One of the characters in The Man from Elysian Fields is a novelist whose work is beloved because he writes such realistic characters. It’s ironic that what ultimately kills Elysian Fields is that its central character is so unbelievable.
Off to a Bad Start
R for language, adult themes
Andy Garcia plays writer Byron Tiller, a one-novel wonder looking for that second great idea. At the bookstore he tries to convince strangers to buy his deeply discounted thriller, but even if they bought a copy, he still couldn’t make ends meet. His wife works, but with their 3-year old son, they really need some more income.
The first unbelievable moment for Byron — or should I say for screenwriter Phillip Jayson Lasker — is when he lies to his wife about a publishing deal. He says he got one even though he didn’t.
In an earlier scene, Elysian Fields shows us that Byron and Dena (Julianna Marguiles) are a loving, supporting couple. But what loving man would lie to his wife over something as important and as hard to conceal as not getting a contract? She’s guaranteed to find out it’s a lie. Nor is it believable that a loving wife could be so ignorant of her husband’s emotions that she takes his word over the disappointment on his face and the hesitation in his voice.
The screenplay requires this lie to be told and believed, but unfortunately it also means lying to the audience about what kind of relationship these people were supposed to have. Already, Elysian Fields is off to a bad start.
The Chance of a Lifetime
At a bar Byron had met a man named Luther Fox (Mick Jagger). Fox had offered him a job at his escort service (“Elysian Fields”), which Byron initially rejected. Now that he has a giant lie to cover, he accepts the job.

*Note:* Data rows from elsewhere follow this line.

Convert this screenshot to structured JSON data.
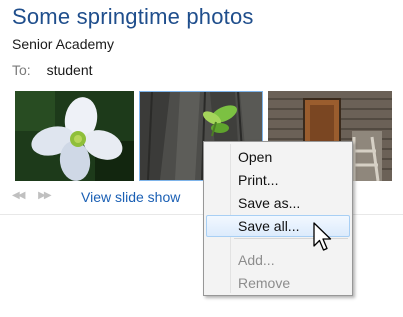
{
  "message": {
    "subject": "Some springtime photos",
    "sender": "Senior Academy",
    "to_label": "To:",
    "to_value": "student"
  },
  "photos": [
    {
      "name": "white-dogwood-flower-photo"
    },
    {
      "name": "tree-bark-sprout-photo"
    },
    {
      "name": "wooden-cabin-photo"
    }
  ],
  "controls": {
    "prev_icon": "◀◀",
    "next_icon": "▶▶",
    "slide_show": "View slide show"
  },
  "context_menu": {
    "items": [
      {
        "label": "Open",
        "enabled": true
      },
      {
        "label": "Print...",
        "enabled": true
      },
      {
        "label": "Save as...",
        "enabled": true
      },
      {
        "label": "Save all...",
        "enabled": true,
        "highlighted": true
      },
      {
        "label": "Add...",
        "enabled": false
      },
      {
        "label": "Remove",
        "enabled": false
      }
    ]
  },
  "colors": {
    "title": "#1f4e8c",
    "link": "#1a5fb4",
    "selection_border": "#7eb4ea"
  }
}
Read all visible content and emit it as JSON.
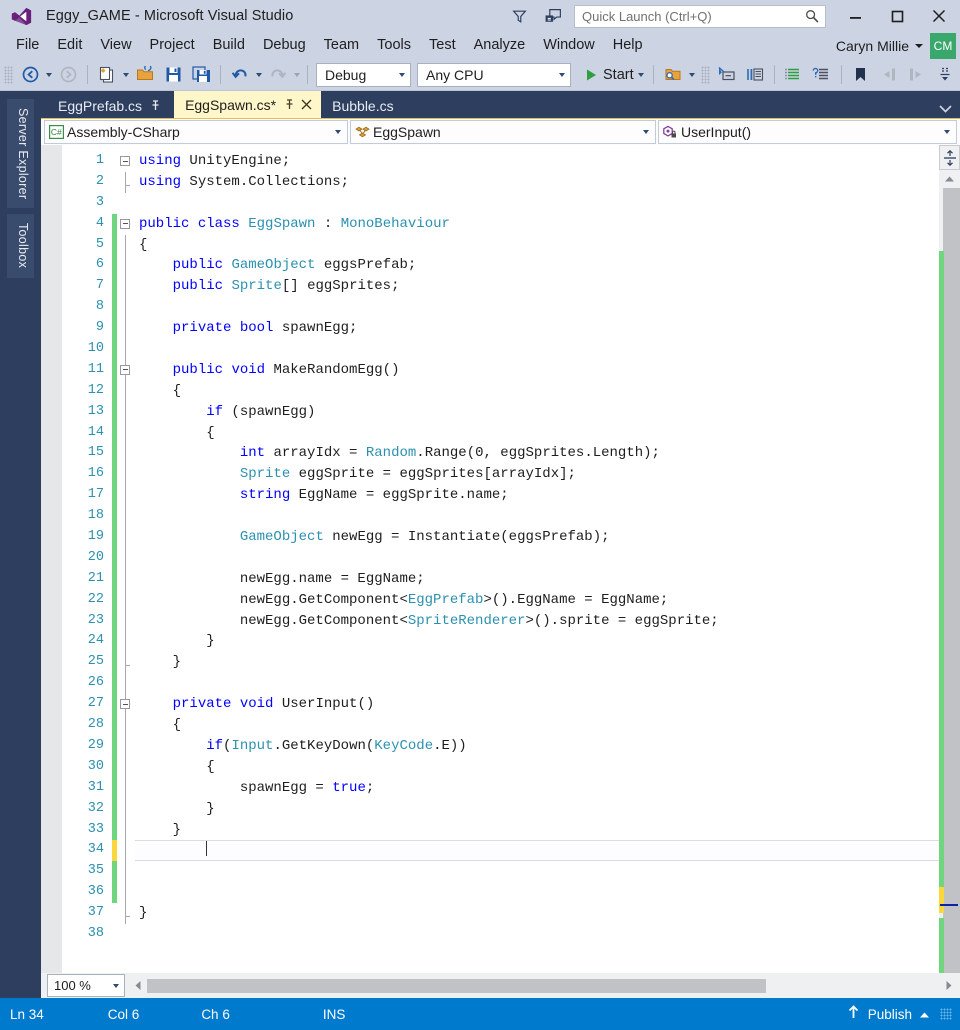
{
  "window": {
    "title": "Eggy_GAME - Microsoft Visual Studio",
    "logo_icon": "visual-studio-logo",
    "minimize_icon": "minimize-icon",
    "maximize_icon": "maximize-icon",
    "close_icon": "close-icon",
    "feedback_icon": "feedback-icon",
    "filter_icon": "filter-icon"
  },
  "quick_launch": {
    "placeholder": "Quick Launch (Ctrl+Q)",
    "search_icon": "search-icon"
  },
  "menu": {
    "items": [
      {
        "label": "File"
      },
      {
        "label": "Edit"
      },
      {
        "label": "View"
      },
      {
        "label": "Project"
      },
      {
        "label": "Build"
      },
      {
        "label": "Debug"
      },
      {
        "label": "Team"
      },
      {
        "label": "Tools"
      },
      {
        "label": "Test"
      },
      {
        "label": "Analyze"
      },
      {
        "label": "Window"
      },
      {
        "label": "Help"
      }
    ]
  },
  "account": {
    "name": "Caryn Millie",
    "initials": "CM",
    "avatar_color": "#3aa76d"
  },
  "toolbar": {
    "navigate_back_icon": "navigate-back-icon",
    "navigate_forward_icon": "navigate-forward-icon",
    "new_item_icon": "new-item-icon",
    "open_file_icon": "open-file-icon",
    "save_icon": "save-icon",
    "save_all_icon": "save-all-icon",
    "undo_icon": "undo-icon",
    "redo_icon": "redo-icon",
    "config_value": "Debug",
    "platform_value": "Any CPU",
    "start_label": "Start",
    "start_icon": "play-icon",
    "find_in_files_icon": "find-in-files-icon",
    "step_into_icon": "step-into-icon",
    "comment_icon": "comment-selection-icon",
    "uncomment_icon": "uncomment-selection-icon",
    "indent_icon": "increase-indent-icon",
    "outdent_icon": "decrease-indent-icon",
    "bookmark_icon": "bookmark-icon",
    "prev_bookmark_icon": "previous-bookmark-icon",
    "next_bookmark_icon": "next-bookmark-icon",
    "overflow_icon": "toolbar-overflow-icon"
  },
  "left_dock": {
    "tabs": [
      {
        "label": "Server Explorer"
      },
      {
        "label": "Toolbox"
      }
    ]
  },
  "document_tabs": {
    "tabs": [
      {
        "label": "EggPrefab.cs",
        "active": false,
        "pinned": true,
        "closable": false
      },
      {
        "label": "EggSpawn.cs*",
        "active": true,
        "pinned": true,
        "closable": true
      },
      {
        "label": "Bubble.cs",
        "active": false,
        "pinned": false,
        "closable": false
      }
    ],
    "pin_icon": "pin-icon",
    "close_icon": "close-icon",
    "overflow_icon": "tab-list-chevron-down-icon"
  },
  "nav_bar": {
    "project": {
      "value": "Assembly-CSharp",
      "icon": "csharp-project-icon"
    },
    "type": {
      "value": "EggSpawn",
      "icon": "class-icon"
    },
    "member": {
      "value": "UserInput()",
      "icon": "private-method-icon"
    },
    "dropdown_icon": "chevron-down-icon"
  },
  "editor": {
    "first_line": 1,
    "last_line": 38,
    "current_line": 34,
    "lines": [
      {
        "n": 1,
        "text": "using UnityEngine;",
        "tokens": [
          {
            "t": "using",
            "c": "kw"
          },
          {
            "t": " UnityEngine;",
            "c": ""
          }
        ],
        "change": "none",
        "fold": "open",
        "foldline": "none"
      },
      {
        "n": 2,
        "text": "using System.Collections;",
        "tokens": [
          {
            "t": "using",
            "c": "dimkw"
          },
          {
            "t": " System.Collections;",
            "c": "dim"
          }
        ],
        "change": "none",
        "fold": "none",
        "foldline": "end"
      },
      {
        "n": 3,
        "text": "",
        "tokens": [],
        "change": "none",
        "fold": "none",
        "foldline": "none"
      },
      {
        "n": 4,
        "text": "public class EggSpawn : MonoBehaviour",
        "tokens": [
          {
            "t": "public",
            "c": "kw"
          },
          {
            "t": " ",
            "c": ""
          },
          {
            "t": "class",
            "c": "kw"
          },
          {
            "t": " ",
            "c": ""
          },
          {
            "t": "EggSpawn",
            "c": "typ"
          },
          {
            "t": " : ",
            "c": ""
          },
          {
            "t": "MonoBehaviour",
            "c": "typ"
          }
        ],
        "change": "green",
        "fold": "open",
        "foldline": "none"
      },
      {
        "n": 5,
        "text": "{",
        "tokens": [
          {
            "t": "{",
            "c": ""
          }
        ],
        "change": "green",
        "fold": "none",
        "foldline": "line"
      },
      {
        "n": 6,
        "text": "    public GameObject eggsPrefab;",
        "tokens": [
          {
            "t": "    ",
            "c": ""
          },
          {
            "t": "public",
            "c": "kw"
          },
          {
            "t": " ",
            "c": ""
          },
          {
            "t": "GameObject",
            "c": "typ"
          },
          {
            "t": " eggsPrefab;",
            "c": ""
          }
        ],
        "change": "green",
        "fold": "none",
        "foldline": "line"
      },
      {
        "n": 7,
        "text": "    public Sprite[] eggSprites;",
        "tokens": [
          {
            "t": "    ",
            "c": ""
          },
          {
            "t": "public",
            "c": "kw"
          },
          {
            "t": " ",
            "c": ""
          },
          {
            "t": "Sprite",
            "c": "typ"
          },
          {
            "t": "[] eggSprites;",
            "c": ""
          }
        ],
        "change": "green",
        "fold": "none",
        "foldline": "line"
      },
      {
        "n": 8,
        "text": "",
        "tokens": [],
        "change": "green",
        "fold": "none",
        "foldline": "line"
      },
      {
        "n": 9,
        "text": "    private bool spawnEgg;",
        "tokens": [
          {
            "t": "    ",
            "c": ""
          },
          {
            "t": "private",
            "c": "kw"
          },
          {
            "t": " ",
            "c": ""
          },
          {
            "t": "bool",
            "c": "kw"
          },
          {
            "t": " spawnEgg;",
            "c": ""
          }
        ],
        "change": "green",
        "fold": "none",
        "foldline": "line"
      },
      {
        "n": 10,
        "text": "",
        "tokens": [],
        "change": "green",
        "fold": "none",
        "foldline": "line"
      },
      {
        "n": 11,
        "text": "    public void MakeRandomEgg()",
        "tokens": [
          {
            "t": "    ",
            "c": ""
          },
          {
            "t": "public",
            "c": "kw"
          },
          {
            "t": " ",
            "c": ""
          },
          {
            "t": "void",
            "c": "kw"
          },
          {
            "t": " MakeRandomEgg()",
            "c": ""
          }
        ],
        "change": "green",
        "fold": "open",
        "foldline": "line"
      },
      {
        "n": 12,
        "text": "    {",
        "tokens": [
          {
            "t": "    {",
            "c": ""
          }
        ],
        "change": "green",
        "fold": "none",
        "foldline": "line"
      },
      {
        "n": 13,
        "text": "        if (spawnEgg)",
        "tokens": [
          {
            "t": "        ",
            "c": ""
          },
          {
            "t": "if",
            "c": "kw"
          },
          {
            "t": " (spawnEgg)",
            "c": ""
          }
        ],
        "change": "green",
        "fold": "none",
        "foldline": "line"
      },
      {
        "n": 14,
        "text": "        {",
        "tokens": [
          {
            "t": "        {",
            "c": ""
          }
        ],
        "change": "green",
        "fold": "none",
        "foldline": "line"
      },
      {
        "n": 15,
        "text": "            int arrayIdx = Random.Range(0, eggSprites.Length);",
        "tokens": [
          {
            "t": "            ",
            "c": ""
          },
          {
            "t": "int",
            "c": "kw"
          },
          {
            "t": " arrayIdx = ",
            "c": ""
          },
          {
            "t": "Random",
            "c": "typ"
          },
          {
            "t": ".Range(0, eggSprites.Length);",
            "c": ""
          }
        ],
        "change": "green",
        "fold": "none",
        "foldline": "line"
      },
      {
        "n": 16,
        "text": "            Sprite eggSprite = eggSprites[arrayIdx];",
        "tokens": [
          {
            "t": "            ",
            "c": ""
          },
          {
            "t": "Sprite",
            "c": "typ"
          },
          {
            "t": " eggSprite = eggSprites[arrayIdx];",
            "c": ""
          }
        ],
        "change": "green",
        "fold": "none",
        "foldline": "line"
      },
      {
        "n": 17,
        "text": "            string EggName = eggSprite.name;",
        "tokens": [
          {
            "t": "            ",
            "c": ""
          },
          {
            "t": "string",
            "c": "kw"
          },
          {
            "t": " EggName = eggSprite.name;",
            "c": ""
          }
        ],
        "change": "green",
        "fold": "none",
        "foldline": "line"
      },
      {
        "n": 18,
        "text": "",
        "tokens": [],
        "change": "green",
        "fold": "none",
        "foldline": "line"
      },
      {
        "n": 19,
        "text": "            GameObject newEgg = Instantiate(eggsPrefab);",
        "tokens": [
          {
            "t": "            ",
            "c": ""
          },
          {
            "t": "GameObject",
            "c": "typ"
          },
          {
            "t": " newEgg = Instantiate(eggsPrefab);",
            "c": ""
          }
        ],
        "change": "green",
        "fold": "none",
        "foldline": "line"
      },
      {
        "n": 20,
        "text": "",
        "tokens": [],
        "change": "green",
        "fold": "none",
        "foldline": "line"
      },
      {
        "n": 21,
        "text": "            newEgg.name = EggName;",
        "tokens": [
          {
            "t": "            newEgg.name = EggName;",
            "c": ""
          }
        ],
        "change": "green",
        "fold": "none",
        "foldline": "line"
      },
      {
        "n": 22,
        "text": "            newEgg.GetComponent<EggPrefab>().EggName = EggName;",
        "tokens": [
          {
            "t": "            newEgg.GetComponent<",
            "c": ""
          },
          {
            "t": "EggPrefab",
            "c": "typ"
          },
          {
            "t": ">().EggName = EggName;",
            "c": ""
          }
        ],
        "change": "green",
        "fold": "none",
        "foldline": "line"
      },
      {
        "n": 23,
        "text": "            newEgg.GetComponent<SpriteRenderer>().sprite = eggSprite;",
        "tokens": [
          {
            "t": "            newEgg.GetComponent<",
            "c": ""
          },
          {
            "t": "SpriteRenderer",
            "c": "typ"
          },
          {
            "t": ">().sprite = eggSprite;",
            "c": ""
          }
        ],
        "change": "green",
        "fold": "none",
        "foldline": "line"
      },
      {
        "n": 24,
        "text": "        }",
        "tokens": [
          {
            "t": "        }",
            "c": ""
          }
        ],
        "change": "green",
        "fold": "none",
        "foldline": "line"
      },
      {
        "n": 25,
        "text": "    }",
        "tokens": [
          {
            "t": "    }",
            "c": ""
          }
        ],
        "change": "green",
        "fold": "none",
        "foldline": "endline"
      },
      {
        "n": 26,
        "text": "",
        "tokens": [],
        "change": "green",
        "fold": "none",
        "foldline": "line"
      },
      {
        "n": 27,
        "text": "    private void UserInput()",
        "tokens": [
          {
            "t": "    ",
            "c": ""
          },
          {
            "t": "private",
            "c": "kw"
          },
          {
            "t": " ",
            "c": ""
          },
          {
            "t": "void",
            "c": "kw"
          },
          {
            "t": " UserInput()",
            "c": ""
          }
        ],
        "change": "green",
        "fold": "open",
        "foldline": "line"
      },
      {
        "n": 28,
        "text": "    {",
        "tokens": [
          {
            "t": "    {",
            "c": ""
          }
        ],
        "change": "green",
        "fold": "none",
        "foldline": "line"
      },
      {
        "n": 29,
        "text": "        if(Input.GetKeyDown(KeyCode.E))",
        "tokens": [
          {
            "t": "        ",
            "c": ""
          },
          {
            "t": "if",
            "c": "kw"
          },
          {
            "t": "(",
            "c": ""
          },
          {
            "t": "Input",
            "c": "typ"
          },
          {
            "t": ".GetKeyDown(",
            "c": ""
          },
          {
            "t": "KeyCode",
            "c": "typ"
          },
          {
            "t": ".E))",
            "c": ""
          }
        ],
        "change": "green",
        "fold": "none",
        "foldline": "line"
      },
      {
        "n": 30,
        "text": "        {",
        "tokens": [
          {
            "t": "        {",
            "c": ""
          }
        ],
        "change": "green",
        "fold": "none",
        "foldline": "line"
      },
      {
        "n": 31,
        "text": "            spawnEgg = true;",
        "tokens": [
          {
            "t": "            spawnEgg = ",
            "c": ""
          },
          {
            "t": "true",
            "c": "kw"
          },
          {
            "t": ";",
            "c": ""
          }
        ],
        "change": "green",
        "fold": "none",
        "foldline": "line"
      },
      {
        "n": 32,
        "text": "        }",
        "tokens": [
          {
            "t": "        }",
            "c": ""
          }
        ],
        "change": "green",
        "fold": "none",
        "foldline": "line"
      },
      {
        "n": 33,
        "text": "    }",
        "tokens": [
          {
            "t": "    }",
            "c": ""
          }
        ],
        "change": "green",
        "fold": "none",
        "foldline": "line"
      },
      {
        "n": 34,
        "text": "",
        "tokens": [],
        "change": "yellow",
        "fold": "none",
        "foldline": "line",
        "caret": true
      },
      {
        "n": 35,
        "text": "",
        "tokens": [],
        "change": "green",
        "fold": "none",
        "foldline": "line"
      },
      {
        "n": 36,
        "text": "",
        "tokens": [],
        "change": "green",
        "fold": "none",
        "foldline": "line"
      },
      {
        "n": 37,
        "text": "}",
        "tokens": [
          {
            "t": "}",
            "c": ""
          }
        ],
        "change": "none",
        "fold": "none",
        "foldline": "endline"
      },
      {
        "n": 38,
        "text": "",
        "tokens": [],
        "change": "none",
        "fold": "none",
        "foldline": "none"
      }
    ]
  },
  "scrollbar": {
    "split_icon": "split-view-icon",
    "up_arrow_icon": "scroll-up-arrow-icon",
    "down_arrow_icon": "scroll-down-arrow-icon",
    "change_marker_color": "#6fd67f",
    "pending_marker_color": "#fad83b",
    "caret_marker_color": "#0b22a8"
  },
  "editor_bottom": {
    "zoom_value": "100 %",
    "zoom_arrow_icon": "chevron-down-icon",
    "hscroll_left_icon": "scroll-left-arrow-icon",
    "hscroll_right_icon": "scroll-right-arrow-icon"
  },
  "status_bar": {
    "line": "Ln 34",
    "column": "Col 6",
    "character": "Ch 6",
    "insert_mode": "INS",
    "publish_label": "Publish",
    "publish_icon": "upload-arrow-icon",
    "publish_chevron_icon": "chevron-up-icon",
    "background_color": "#007acc"
  }
}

Byron gets assigned to Andrea Alcott (Olivia Williams). Andrea is married, but her husband is dying and has been unable to pleasure her for some time, so he allows Andrea to hire the occasional male escort.
Byron eventually meets Andrea’s husband, the famous novelist Tobias Alcott. Tobias discovers that Byron is also a writer and invites him to help with his next (and presumably last) novel.
It’s the chance of a lifetime for Byron — co-authorship with one of the greatest living writers. Unfortunately this “chance of a lifetime” is wrapped inside a web of lies.
The dilemma at the heart of the movie is very interesting. What if the biggest break of your life comes along because you are cheating on your spouse? Do you accept opportunity’s knock and continue to lie to your family? Can you justify living a lie if it will launch your career and provide financial security for your loved ones? It’s too bad the movie isn’t better, because this central dilemma could form the basis of a very good movie.
(There are spoilers in this and the next paragraph: read at your own risk.) This film not only makes mistakes in order to get to this interesting center — remember Byron’s untenable lie and his wife’s cluelessness — it also makes mistakes afterwards. The final act includes a betrayal of trust, the breaking of a contract. Byron is blackmailed into accepting the betrayal because he’s still trying to cover up his big lie.
But blackmail only works when there is an unrevealed secret. Eventually, Byron’s wife discovers the secret, after which Byron cannot be blackmailed. He could easily pursue a lawsuit and justice. Instead, he chooses to live miserably, separating from his wife and son. Again, the film “needs” Byron to be this stupid because it uses his misery as inspiration for his second book.
Don’t Shoot the Actors
Somehow, the actors come off as blameless. Garcia shows well the conflicting emotions in Byron. The “disappointment on his face and hesitation in his voice” are exactly what’s called for in his early scene with his wife, and he plays it well. Olivia Williams is the next best player as Andrea. She wears a sad but patient look of sympathy for Byron, as though she hopes he will choose her, but leaves the decision entirely to him.
Some of the supporting players don’t do as well. Margulies doesn’t have much to work with and fails to salvage the role of Byron’s wife. And Jagger is just a little too over-the-top, too mysterious and intense for this conventional drama.
So The Man from Elysian Fields is a mixed bag. It makes compromises. It seeks an interesting moral tale, but at expense of characters behaving like intelligent human beings. It’s a mistake that its character Tobias Alcott would never make.